Foundation for Advancement in Cancer Therapy (FACT)
P.S. We always welcome your feedback at firstname.lastname@example.org and will look for you onTwitter, Facebook and our YouTube channel! Have a wonderful holiday!
Cell Phones and Your Brain — Handle With Care!
Do wireless phones present a health risk? Commercials for cell phones that fill our airwaves, newspapers and magazines routinely feature young children happily chatting with their phones held smack up against their bodies and brains, and iPads plopped directly over young gonads. Headlines have repeatedly assured us that there’s little to worry about because we do not face an epidemic of brain cancer…….yet. In fact, the brain cancer story remains complex, because the disease has a long latency — up to four decades — and because past uses and users differ radically from current ones.
According to cell phone industry statements, the overwhelming majority of published studies in scientific journals around the world show that wireless phones do not pose a risk. However, when one removes the industry-funded studies, the overwhelming weight of evidence reveals there is a significant problem. READ MORE
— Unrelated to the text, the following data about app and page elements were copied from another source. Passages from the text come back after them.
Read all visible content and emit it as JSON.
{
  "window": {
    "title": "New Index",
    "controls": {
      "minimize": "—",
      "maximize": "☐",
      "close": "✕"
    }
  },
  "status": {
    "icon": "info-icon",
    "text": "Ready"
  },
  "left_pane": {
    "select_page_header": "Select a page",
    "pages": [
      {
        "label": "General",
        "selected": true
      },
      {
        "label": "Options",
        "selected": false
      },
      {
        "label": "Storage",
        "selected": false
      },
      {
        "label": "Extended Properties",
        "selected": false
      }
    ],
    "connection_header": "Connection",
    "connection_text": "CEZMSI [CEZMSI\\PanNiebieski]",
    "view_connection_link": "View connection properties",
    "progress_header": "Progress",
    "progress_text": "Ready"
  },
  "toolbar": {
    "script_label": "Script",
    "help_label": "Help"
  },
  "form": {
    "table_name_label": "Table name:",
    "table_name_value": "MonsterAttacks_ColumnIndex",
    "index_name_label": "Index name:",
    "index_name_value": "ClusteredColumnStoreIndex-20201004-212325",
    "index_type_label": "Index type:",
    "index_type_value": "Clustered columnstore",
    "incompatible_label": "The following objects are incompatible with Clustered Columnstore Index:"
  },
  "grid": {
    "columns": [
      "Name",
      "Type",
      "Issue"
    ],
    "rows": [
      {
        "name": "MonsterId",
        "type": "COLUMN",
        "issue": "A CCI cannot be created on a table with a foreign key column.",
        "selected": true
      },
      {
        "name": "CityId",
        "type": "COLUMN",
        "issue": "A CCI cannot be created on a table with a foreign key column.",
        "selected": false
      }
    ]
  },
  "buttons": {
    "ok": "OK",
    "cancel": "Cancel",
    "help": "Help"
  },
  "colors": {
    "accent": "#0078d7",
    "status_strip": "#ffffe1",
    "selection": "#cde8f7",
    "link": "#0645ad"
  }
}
Blue Mind: The Surprising Science That Shows
How Being Near, In, On, or Under Water Can Make You Happier, Healthier, More Connected, and Better at What You Do
By Wallace J. Nichols
Reviewed by Nicola Joyce
As I look up from the pages of this book, there’s nothing between me and the horizon but water. The only sounds are the hypnotic hiss of stones as they are dragged back by waves and the occasional call of a gull. Fresh air gusts over the water’s surface, picking up notes of saltwater and seaweed. My mind is perfectly at peace. And it’s no surprise that I’ve headed to the beach to read Blue Mind. The author, Wallace J. Nichols, would tell me that I sought out the nearest body of water because I instinctively knew it would settle my mind, sharpen my senses and put me in a more productive state. But what I didn’t know — until I read the book — was why this happens. READ MORE
The Worth of Your Salt
Humans have been harvesting salt from the sea for at least 8,000 years. A precious, hard sought commodity, salt was considered “white gold” — essential for food preservation, especially meats, proper digestion and flavoring bland foods, an antiseptic. In Roman times, the word for salt (“sal”) came from Salus, “goddess of health.” Soldiers were paid in part in salt, the origin of the word “salary.” If they did not measure up to the job, they were not “worth their salt” and their salary was cut.
What happened to this ancient wisdom? Nowadays, conventional food gurus demonize salt because it can lead to hypertension, heart disease and such. But, like so much of popular diet rhetoric today, the full picture has been lost. Our bodies need salt to survive, but we need the right kind and quantity.
The problem is, what most people are eating today is processed table salt which is completely worthy of vilification. Processed table salt contains 97.5% sodium chloride. The rest is man-made chemicals, e.g., moisture absorbents, flow agents like ferrocyanide, aluminosilicate, etc. The refining severely alters the chemical structure of the salt, so that it is, indeed, an irritant to the body. Natural unprocessed salts, such as sea salt, Himalayan or Celtic salt, contain about 84% sodium chloride. The remaining 16% are naturally-occurring trace minerals, such as silicon, phosphorus, vanadium, vital for proper body function. READ MORE
Hazelnut Not Too Hot Toddy
1 cup raw hazelnuts (soaked in water 3 hours or so)
3 cup pure water, preferably distilled
2 cups hazelnut milk
- 3-5 pitted dates (like medjool), soaked in water about an hour
- ½ teaspoon ground cinnamon
- ½ teaspoon cloves
- few dashes cayenne pepper (opt.)
- ground nutmeg for garnish
- First, make the nut milk. Pour off soaking water and place hazelnuts in a blender. Add 3 cups water and blend very well. If not using a high-speed blender, like Vitamix, you may have to strain the “milk” with a strainer or nutmilk bag.
- Make the toddy just before serving. Pour off date soaking water. Place 2 cups nut milk in a blender, along with dates, cinnamon, cloves, cayenne. Blend until smooth and warm, but not hot. Pour into mugs, sprinkle a little nutmeg on top and serve! Cheers!